Box art for Smashed

Smashed

drama


When Kate decides to sober up, her new lifestyle reveals a troubling relationship with her mother, facing the lies she's told her employer and calls into question whether her marriage is built on love or just a boozy diversion from adulthood.

Rotten Tomatoes® scores

  • Critic Score
    84%
  • Audience Score
    67%

common sense

PAUSE for kids age 16
Consumerism
1 out of 5
Drinking, drugs, & smoking
5 out of 5
Language
4 out of 5
Positive messages
0 out of 5
Positive role models
1 out of 5
Sex
4 out of 5
Violence
1 out of 5

Intense alcoholism study shows difficulties of recovery.

what parents need to know

Parents need to know that Smashed is a gritty drama about a woman who's an alcoholic and tries to stop drinking. (Her husband is also a heavy drinker, and he doesn't stop.) Though the main character's alcoholism is really only shown during the movie's first third, it's intense, and the horrifying side effects of her drinking start to outweigh whatever fun she's having. She also smokes crack in one scene. Language is the movie's other big issue, with several uses of "f--k," "s--t," and "bitch." There's no physical violence but expect lots of shouting and arguing; there's no nudity, but viewers see a married couple kissing and initiating sex with one another. There's also a failed attempt at sex. Overall, this is a well-made cautionary tale with hope as well as harshness, and it could be a good way for teens to learn empathy for people facing addiction.

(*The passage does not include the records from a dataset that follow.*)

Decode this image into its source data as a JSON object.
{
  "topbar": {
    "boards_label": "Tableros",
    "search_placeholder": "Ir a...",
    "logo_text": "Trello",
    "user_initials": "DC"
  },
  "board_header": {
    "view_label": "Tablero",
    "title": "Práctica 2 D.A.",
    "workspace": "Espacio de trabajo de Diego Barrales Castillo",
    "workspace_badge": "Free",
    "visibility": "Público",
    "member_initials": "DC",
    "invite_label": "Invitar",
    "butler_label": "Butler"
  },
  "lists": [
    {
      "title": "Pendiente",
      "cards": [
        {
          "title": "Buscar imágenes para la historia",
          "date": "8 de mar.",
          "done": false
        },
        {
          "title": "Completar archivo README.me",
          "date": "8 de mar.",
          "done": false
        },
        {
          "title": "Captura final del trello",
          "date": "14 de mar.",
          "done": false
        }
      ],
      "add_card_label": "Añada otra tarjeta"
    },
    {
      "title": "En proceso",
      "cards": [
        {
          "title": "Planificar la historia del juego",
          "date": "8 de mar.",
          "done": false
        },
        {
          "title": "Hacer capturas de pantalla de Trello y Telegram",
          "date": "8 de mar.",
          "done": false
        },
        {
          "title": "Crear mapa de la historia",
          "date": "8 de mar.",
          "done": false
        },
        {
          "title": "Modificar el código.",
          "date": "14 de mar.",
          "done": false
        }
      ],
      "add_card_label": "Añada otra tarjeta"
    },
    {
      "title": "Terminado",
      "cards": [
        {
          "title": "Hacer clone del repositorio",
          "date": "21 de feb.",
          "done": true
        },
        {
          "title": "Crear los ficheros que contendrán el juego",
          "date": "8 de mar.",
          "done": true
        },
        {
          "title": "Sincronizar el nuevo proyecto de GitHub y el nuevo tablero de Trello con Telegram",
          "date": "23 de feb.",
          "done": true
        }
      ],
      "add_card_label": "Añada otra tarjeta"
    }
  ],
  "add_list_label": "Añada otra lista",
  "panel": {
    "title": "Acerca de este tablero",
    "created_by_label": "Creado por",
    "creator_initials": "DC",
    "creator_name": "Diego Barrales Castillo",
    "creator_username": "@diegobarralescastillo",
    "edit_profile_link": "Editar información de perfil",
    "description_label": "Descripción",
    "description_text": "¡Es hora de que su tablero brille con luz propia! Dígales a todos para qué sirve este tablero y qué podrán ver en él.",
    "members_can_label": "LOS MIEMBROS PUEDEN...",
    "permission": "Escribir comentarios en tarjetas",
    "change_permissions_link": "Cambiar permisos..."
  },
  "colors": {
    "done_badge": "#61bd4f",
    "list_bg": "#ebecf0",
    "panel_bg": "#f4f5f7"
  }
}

what families can talk about

  • Families can talk about how Smashed portrays alcoholism. Do you think it's realistic? What impact does seeing the consequences Kate faces have on you as a viewer?
  • At one point, Kate explains that she used to be fat, but that she lost weight when she started drinking. In what ways is this unhealthy? What does it have to do with Kate's body image?

movie reviews from Rotten Tomatoes®

  • Tomatometer®

    84%
    reviews counted: 0
    see all Smashed reviews
  • Audience

    67%

Audience Reviews

3 stars

A well-intentioned, though heavily flawed drama concerning an alcoholic young teacher (Mary Elizabeth Winstead) who must comes to terms with her life after a series of horrible decisions under the influence of alcohol. While Winstead is utterly phenomenal in a performance that should have got her nominated for an Oscar, she's unfortunately trapped in a film that suffers from a case of inexcusably awful writing at one crucial point in the story that the film builds on. The "pregnant" lie she tells is handled horribly (anyone in the world would have said "I'm feeling sick today" instead of make up some inescapable lie), and if it weren't for Winstead being so unbelievably terrific here, the film would be near unwatchable. But she is outstanding, as is her supporting cast, and the way the writers detail their characters is actually surprisingly well-done given most indie films sometimes kick character development to the curb except for the lead character. With all that said, it's not a bad movie. It is flawed, but it is well-paced, well-acted, and as said it has a good heart at showing just how dangerous the life of an alcoholic can be, while still giving us hope that all is not lost. Not a total recommendation given it's obvious flaws. "Flight" still crushes this film given the subject material, but it's certainly not anywhere close to a bad movie.

- fb619846742, Friday, April 26, 2013

2 stars

"Smashed" is the story of an alcoholic school teacher(Mary Elizabeth Winstead) who realizes her life is going downhill and attempts to get sober. The only problem is her husband(Aaron Paul) continues to drink and plays as an enabler instead of actually helping her. This is a pretty low budget independent movie, which is fine, but it's very slow. Other than the scenes where she is spinning out of control, the movie plays more like a "lifetime tv" movie. Aaron Paul does a good job, but Winstead to me wasn't that good. She seemed more like someone who pretends to be drunk and does it way over the top, rather than someone who actually has a problem. Jeff Bridges in "Crazy Heart" or Denzel Washington in "Flight" played it perfectly, here she plays it the opposite. Now, those are completely different in tone, but still, it's almost like she is a parody. If she had more emotional scenes about her past and what makes her want to drink so much, this could have been a very strong drama. It's ok for a one time watch, but I'd say most likely just skip it.

- fb100000145236770, Tuesday, March 19, 2013

4 stars

Mary Elizabeth Winstead deserved more award recognition for this.

- CreedsDelight, Monday, March 4, 2013